- A progressive platform that responds to those that are struggling and calls out the elite and big business who oppress us, a platform ideally suited for coming debates with Trump, as Bernie can contrast his health plan, his tax plan, his climate plan with Trump’s plans to continue to cut taxes on the rich while scaling back on Social Security and Medicare;
- An unequaled ability to debate and stand down Trump.
We ask all of our readers who are skeptical of a Sanders presidency to think again. If the absolute goal is to dump Trump and the slogan is Vote Blue, No Matter Who, it may be time to get behind the nominee who is best able to do the job.
A Look Back
The last week of posts was more about alerting you to take action at the Roundhouse than analyzing issues, but we did have two posts that included important content. Our Thursday, post analyzed the Nevada primary and the debate that preceded it with a focus on Bloomberg, the candidate who finally had to come out from behind his $400M ad campaign and show America who he has been and is, as a candidate. We described our concerns with how the DNC, the media, and those corporate interests that pay the way, are echoing a Bloomberg mantra that is based on forgetfulness of his historic positions and actions. This is a man who a few years ago was a Republican and who has implemented heinous policies that oppressed communities of color. If you missed this post, it is worth your review.

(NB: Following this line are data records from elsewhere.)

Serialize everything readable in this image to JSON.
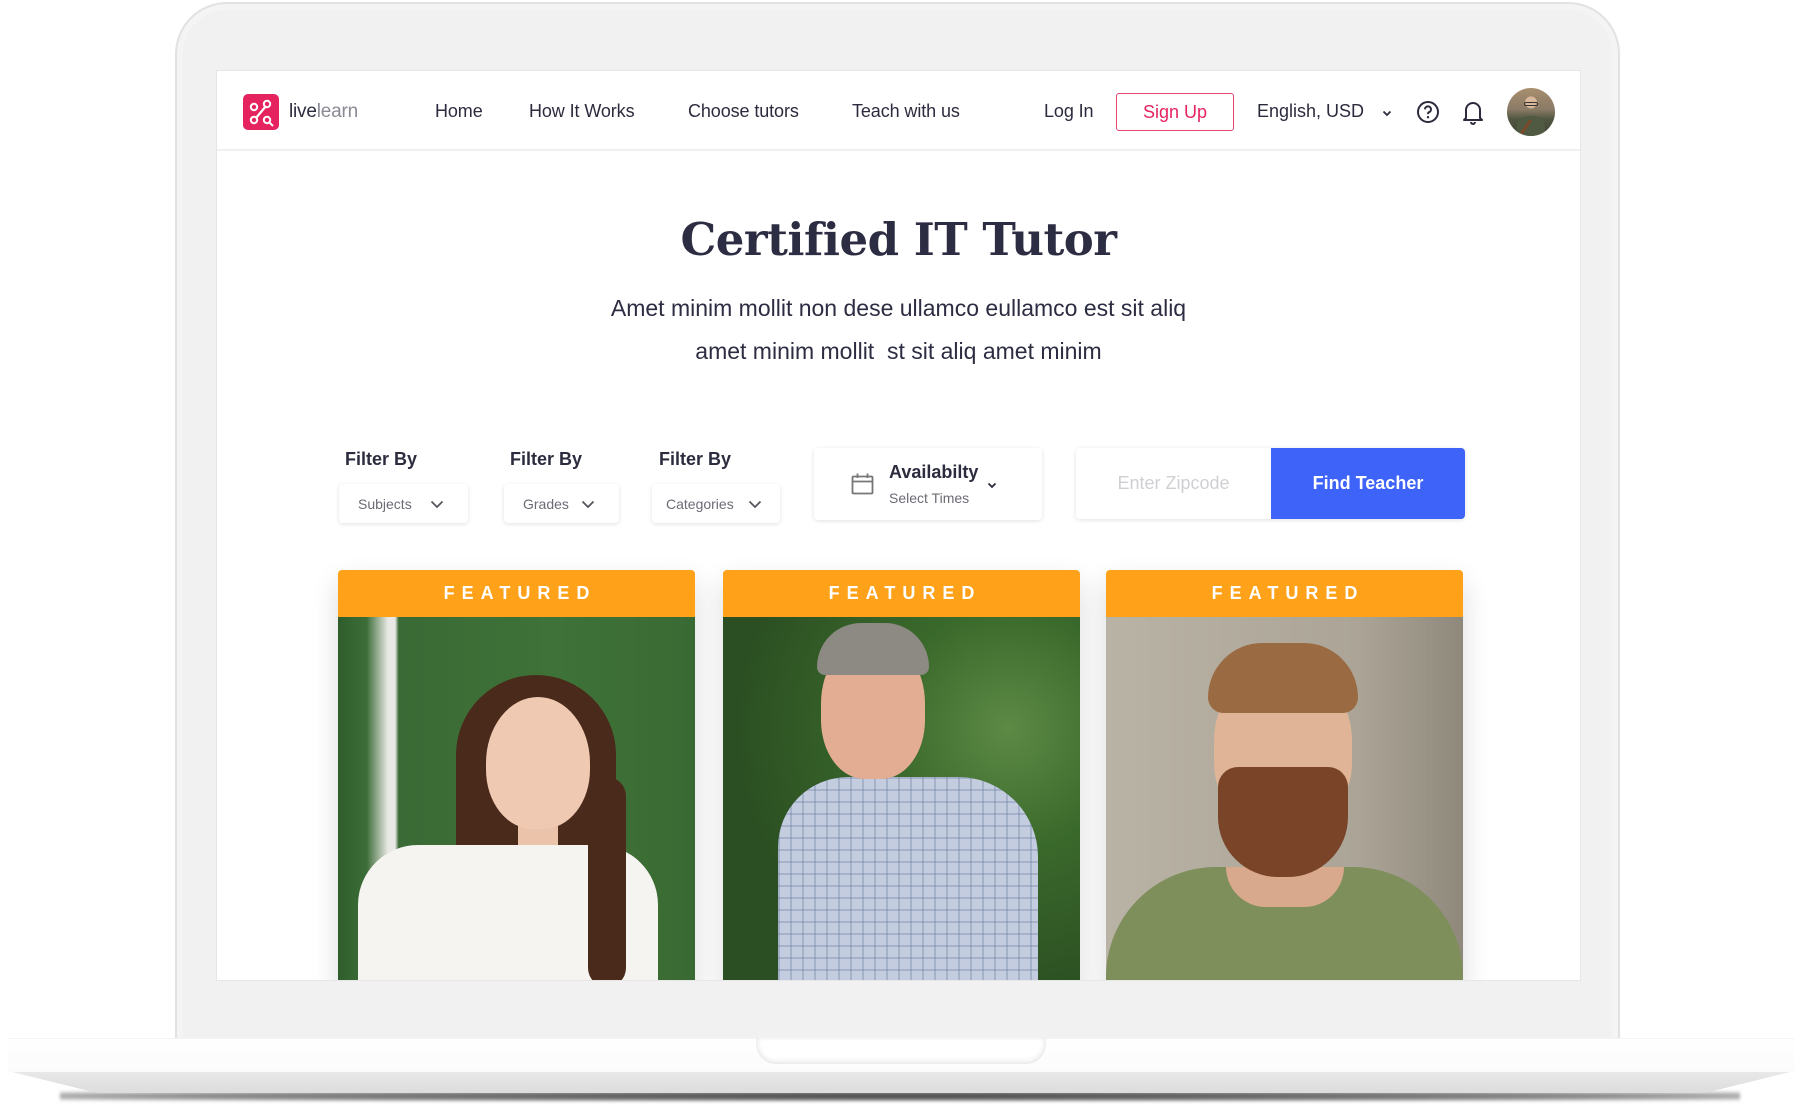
{
  "app": {
    "logo_primary": "live",
    "logo_secondary": "learn",
    "brand_color": "#e4235f"
  },
  "header": {
    "nav": [
      {
        "label": "Home"
      },
      {
        "label": "How It Works"
      },
      {
        "label": "Choose tutors"
      },
      {
        "label": "Teach with us"
      }
    ],
    "login_label": "Log In",
    "signup_label": "Sign Up",
    "language_currency": "English, USD",
    "icons": [
      "help-circle-icon",
      "bell-icon",
      "user-avatar"
    ]
  },
  "hero": {
    "title": "Certified IT Tutor",
    "subtitle_line1": "Amet minim mollit non dese ullamco eullamco est sit aliq",
    "subtitle_line2": "amet minim mollit  st sit aliq amet minim"
  },
  "filters": {
    "items": [
      {
        "label": "Filter By",
        "value": "Subjects"
      },
      {
        "label": "Filter By",
        "value": "Grades"
      },
      {
        "label": "Filter By",
        "value": "Categories"
      }
    ],
    "availability": {
      "title": "Availabilty",
      "subtitle": "Select Times"
    },
    "zipcode_placeholder": "Enter Zipcode",
    "zipcode_value": "",
    "find_button": "Find Teacher",
    "find_button_color": "#3e63f9"
  },
  "cards": {
    "badge_color": "#ffa21a",
    "items": [
      {
        "badge": "FEATURED",
        "photo": "female-tutor-chalkboard"
      },
      {
        "badge": "FEATURED",
        "photo": "male-tutor-outdoors"
      },
      {
        "badge": "FEATURED",
        "photo": "bearded-male-tutor"
      }
    ]
  }
}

Our Saturday post outlined the potential for a NM rural-urban alliance forged by opposition to the conspiring forces of Wall St and Big Ag. This is an area that Retake will be exploring deeply, as we feel the divide between our rural communities and our urban centers are fueled by industries that benefit from our being divided. If you missed it, please check out the Thursday post.
What a Difference a Day Makes: Roundhouse Rocks
Tuesday, Feb 18. This post provides a clear picture of how quickly things can change in the Roundhouse’s last week. Unfortunately, as the rest of the week played out, we simply ran out of time and too many of our bills fell just one vote short of getting to the Governor.
Roundhouse Finale & Democratic Debate Review
Thursday, Feb 20. We examine what was accomplished and what still might be achieved on the last day of the session. We also look at an analysis of the Democratic Presidential Primary and the inaugural debate for Mayor “Doomberg.” He endorsed Bush at the 2009 GOP Convention, locked up tens of thousands of men of color, gentrified NYC and devastated neighborhoods of color, and now he wants to be our Dem. nominee.
Rural Farmers Exploited by Trump, Big Ag & Wall St: Potential Opening for a Broad Coalition
Small farmers are bearing the brunt of the tariff war while being exploited by agribusiness consolidation & predatory lending rates from Wall St. bankers. They voted for Trump when he promised to take care them, but he has failed them. In NM, much is said about the rural-urban divide, but it just may be that there is common ground to be found here in NM and nationally, as this post explores.
Paul & Roxanne